“Judge Wesley E. Brown’s mere presence in his courtroom is seen as something of a daily miracle. His diminished frame is nearly lost behind the bench. A tube under his nose feeds him oxygen during hearings. And he warns lawyers preparing for lengthy court battles that he may not live to see the cases to completion, adding the old saying, ‘At this age, I’m not even buying green bananas.’ ”
It might be an old saying, but it sure made me laugh.
As lively and polished as Sulzberger’s writing was, it was a photo that The Times used that elevated the story to a remarkably high level. The photo showed a smiling Judge Brown virtually swallowed by his big office chair and appearing to be sliding down under his big, wide desk. It’s a hilarious picture, and to use another old saying, it’s a picture that’s worth a thousand words.

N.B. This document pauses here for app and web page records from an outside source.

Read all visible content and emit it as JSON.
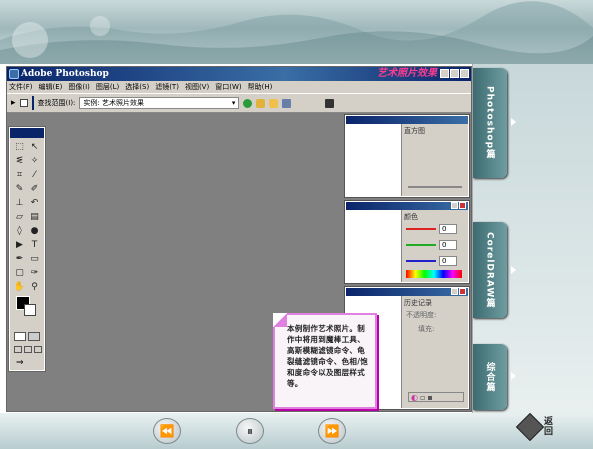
{
  "window": {
    "title": "Adobe Photoshop",
    "brand": "艺术照片效果",
    "menus": [
      "文件(F)",
      "编辑(E)",
      "图像(I)",
      "图层(L)",
      "选择(S)",
      "滤镜(T)",
      "视图(V)",
      "窗口(W)",
      "帮助(H)"
    ]
  },
  "options": {
    "find_label": "查找范围(I):",
    "folder": "实例: 艺术照片效果"
  },
  "panels": {
    "histogram_tab": "直方图",
    "color_tab": "颜色",
    "color_values": [
      "0",
      "0",
      "0"
    ],
    "history_tab": "历史记录",
    "history_label": "不透明度:",
    "fill_label": "填充:"
  },
  "note": {
    "text": "本例制作艺术照片。制作中将用到魔棒工具、高斯模糊滤镜命令、龟裂缝滤镜命令、色相/饱和度命令以及图层样式等。"
  },
  "right_tabs": [
    {
      "label": "Photoshop篇"
    },
    {
      "label": "CorelDRAW篇"
    },
    {
      "label": "综合篇"
    }
  ],
  "footer": {
    "prev_icon": "rewind-icon",
    "pause_icon": "pause-icon",
    "next_icon": "forward-icon",
    "back_label": "返回"
  },
  "colors": {
    "accent": "#e080e0",
    "tab": "#4d7c80",
    "titlebar": "#0a246a"
  }
}
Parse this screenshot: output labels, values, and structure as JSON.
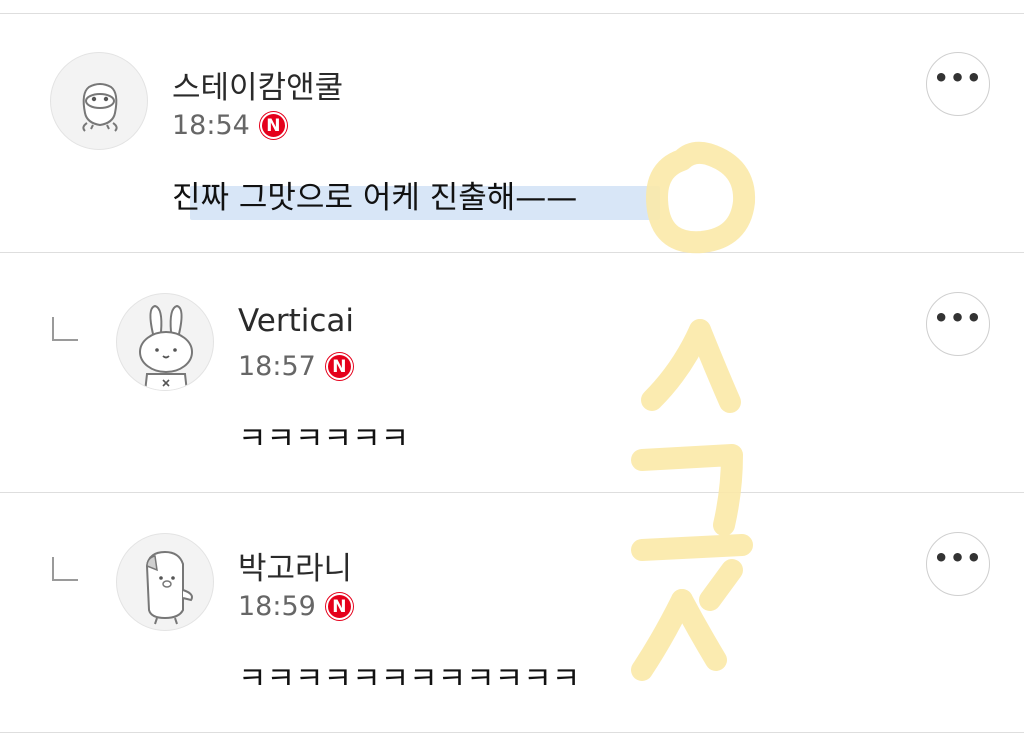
{
  "comments": [
    {
      "author": "스테이캄앤쿨",
      "time": "18:54",
      "badge": "N",
      "text": "진짜 그맛으로 어케 진출해——",
      "more_label": "•••",
      "avatar_icon": "duck-avatar-icon"
    },
    {
      "author": "Verticai",
      "time": "18:57",
      "badge": "N",
      "text": "ㅋㅋㅋㅋㅋㅋ",
      "more_label": "•••",
      "avatar_icon": "rabbit-avatar-icon",
      "is_reply": true
    },
    {
      "author": "박고라니",
      "time": "18:59",
      "badge": "N",
      "text": "ㅋㅋㅋㅋㅋㅋㅋㅋㅋㅋㅋㅋ",
      "more_label": "•••",
      "avatar_icon": "penguin-avatar-icon",
      "is_reply": true
    }
  ],
  "colors": {
    "badge": "#e5001b",
    "highlight": "#d8e6f7",
    "watermark": "#fbe9a8"
  },
  "watermark_icon": "handwritten-watermark-icon"
}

Wisely, The Kansas City Star picked up the story and also ran it on the front page. Unwisely, The Star chose not to run the tell-tale photo, opting instead for a mug shot.
Before moving to Kansas City, the 29-year-old Sulzberger was covering U.S. District Court in Brooklyn. He joined The Times’ staff early last year, after reporting stints at The Oregonian and The Providence (Rhode Island) Journal.

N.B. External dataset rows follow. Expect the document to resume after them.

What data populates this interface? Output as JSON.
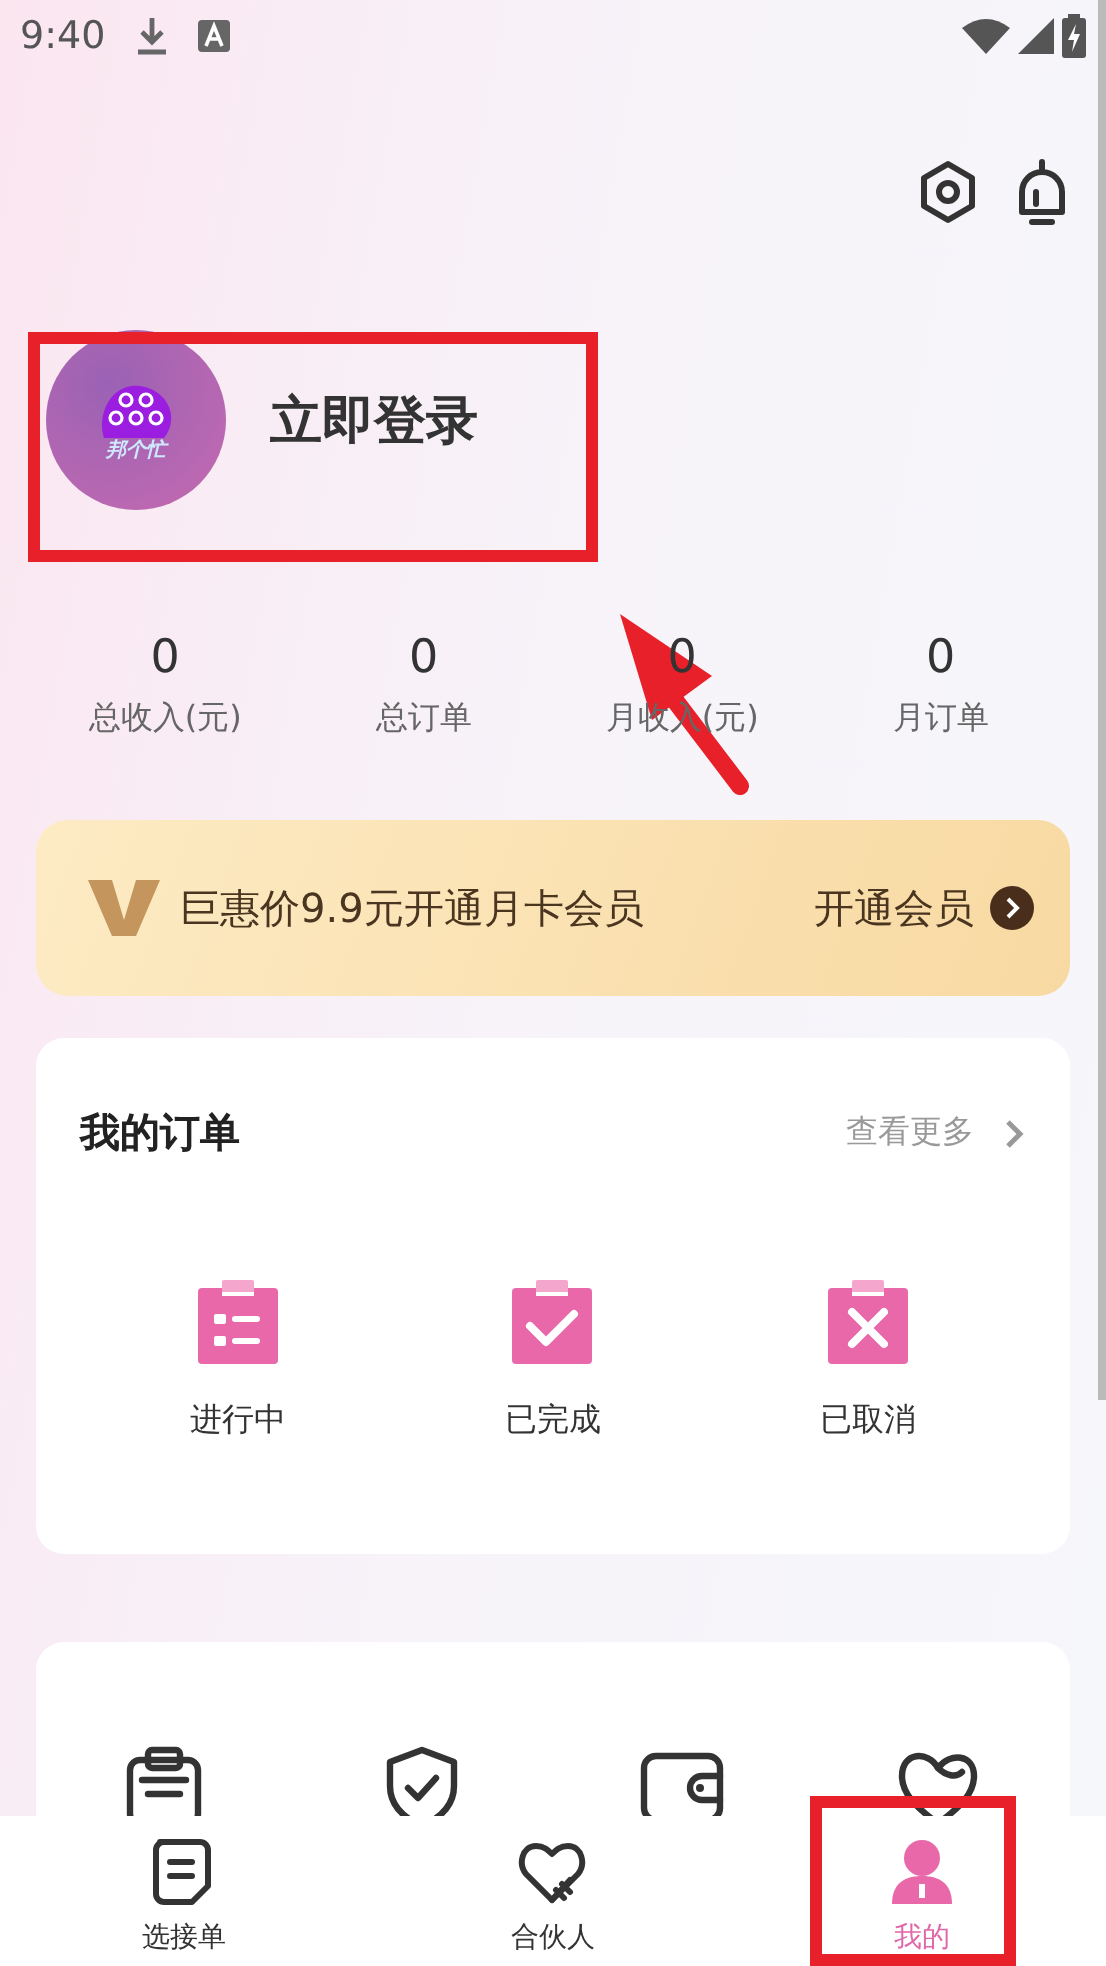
{
  "status_bar": {
    "time": "9:40"
  },
  "profile": {
    "login_text": "立即登录",
    "logo_text": "邦个忙"
  },
  "stats": [
    {
      "value": "0",
      "label": "总收入(元)"
    },
    {
      "value": "0",
      "label": "总订单"
    },
    {
      "value": "0",
      "label": "月收入(元)"
    },
    {
      "value": "0",
      "label": "月订单"
    }
  ],
  "vip_banner": {
    "text": "巨惠价9.9元开通月卡会员",
    "button": "开通会员"
  },
  "orders": {
    "title": "我的订单",
    "more": "查看更多",
    "items": [
      {
        "kind": "list",
        "label": "进行中"
      },
      {
        "kind": "check",
        "label": "已完成"
      },
      {
        "kind": "cross",
        "label": "已取消"
      }
    ]
  },
  "tools": [
    {
      "kind": "clipboard"
    },
    {
      "kind": "shield"
    },
    {
      "kind": "wallet"
    },
    {
      "kind": "heart"
    }
  ],
  "tab_bar": [
    {
      "kind": "note",
      "label": "选接单",
      "selected": false
    },
    {
      "kind": "handshake",
      "label": "合伙人",
      "selected": false
    },
    {
      "kind": "person",
      "label": "我的",
      "selected": true
    }
  ]
}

He is the son of Times’ chairman and publisher Arthur Ochs Sulzberger Jr. He got his middle name from his mother, Gail Gregg. Young Sulzberger has a sister, Annie Sulzberger, who is not in the newspaper business.
I had the pleasure of meeting Arthur earlier this summer, and he struck me as genuine, unassuming and enthusiastic about his Kansas City-based assignment.
This is the first time that The Times has had a Kansas City-based correspondent in nearly 20 years. In my opinion, this is a great move by The Times, which, like the Wall Street Journal, is spreading its reach as a “national” newspaper. Unfortunately, while The Times and the Wall Street Journal are extending their tentacles, the nation’s second-tier papers, like The Star, the St. Louis Post-Dispatch and the Chicago Tribune, are pulling in their horns because of financial problems, and they’re losing their foothold with many readers.
For more than a year now I’ve subscribed to The Times, along with The Star. I understand that the vast majority of people either can’t afford two newspapers or they’re just not interested enough to take both (or maybe either). I would urge all of you, however, to at least try to follow Arthur Sulzberger’s writing out of Kansas City on The Times’ web site, www.nyt.com. If you just check the site every once in a while, you can put “A.G. Sulzberger” in the search box, and his stories will pop up.
We’re lucky to have him among us. For one thing, it could elevate our profile in the eyes of the nation. So, welcome, Arthur, we hope you enjoy your time in our great city!